The study of Torah is equal to them all because it leads to them all. Engagement with sacred texts is not an only interesting hobby, not just a good way pass time, not even merely one of the obligations required of a Jew, although it is all of these things. For me, immersion in sacred study -- Talmud Torah -- is life itself. The blessing for such study -- la-a-sok b’div-rei To-rah -- means, literally, to occupy oneself with words of Torah. This means more than just to sit and read these words. It means to engage ourselves -- to live the words. For me, Talmud Torah is to act on these words, walk with these words, build through these words, celebrate according to these words, weep with these words, -- to love, both God and fellow by these the words. The study of Torah leads to them all.
So, this is my journey, my message and my hope. In sacred text and collective wisdom we can find the voice for our emotions, gain perspective and comfort from our pain, and light our pathway to the future by showing us what is valuable, what is uplifting, what is life-affirming.
O God - Melech Cha-feitz Ba-Chaim Sovereign who delights in life, we turn You and to Your Torah and the wisdom of Your people Israel. Calm us, heal us, restore us an sustain us in life.

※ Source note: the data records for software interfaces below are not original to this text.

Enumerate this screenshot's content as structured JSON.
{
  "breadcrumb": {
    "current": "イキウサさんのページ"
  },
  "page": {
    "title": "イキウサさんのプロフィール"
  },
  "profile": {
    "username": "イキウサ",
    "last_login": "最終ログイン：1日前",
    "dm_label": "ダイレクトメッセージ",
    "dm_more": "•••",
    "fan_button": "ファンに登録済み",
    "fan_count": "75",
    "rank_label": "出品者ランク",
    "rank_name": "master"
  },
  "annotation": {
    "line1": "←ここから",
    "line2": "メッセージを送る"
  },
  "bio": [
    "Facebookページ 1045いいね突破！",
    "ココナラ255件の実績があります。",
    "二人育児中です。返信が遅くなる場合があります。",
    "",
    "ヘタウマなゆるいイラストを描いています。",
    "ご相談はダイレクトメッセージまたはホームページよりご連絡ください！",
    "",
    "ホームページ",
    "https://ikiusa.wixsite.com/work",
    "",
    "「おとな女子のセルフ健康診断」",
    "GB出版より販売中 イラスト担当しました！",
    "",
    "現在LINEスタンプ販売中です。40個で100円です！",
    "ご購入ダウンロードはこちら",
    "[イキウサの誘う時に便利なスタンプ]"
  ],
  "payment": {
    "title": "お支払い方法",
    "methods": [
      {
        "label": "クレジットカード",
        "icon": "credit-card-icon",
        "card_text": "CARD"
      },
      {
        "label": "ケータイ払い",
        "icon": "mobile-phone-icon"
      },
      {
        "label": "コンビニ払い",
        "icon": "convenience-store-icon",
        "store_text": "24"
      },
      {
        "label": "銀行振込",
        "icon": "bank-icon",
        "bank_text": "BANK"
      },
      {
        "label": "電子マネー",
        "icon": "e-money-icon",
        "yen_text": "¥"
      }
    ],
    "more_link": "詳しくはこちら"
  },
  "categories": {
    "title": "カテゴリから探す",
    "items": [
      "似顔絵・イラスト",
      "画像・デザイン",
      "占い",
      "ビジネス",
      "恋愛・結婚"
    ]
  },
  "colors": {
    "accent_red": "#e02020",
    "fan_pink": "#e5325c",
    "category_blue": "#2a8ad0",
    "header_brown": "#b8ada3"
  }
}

Guide us in the days ahead with Your wisdom and grant us Your greatest gift -- the gift of wholeness, of harmony, of peace. Ken Yehi ratzon. May it be God’s will.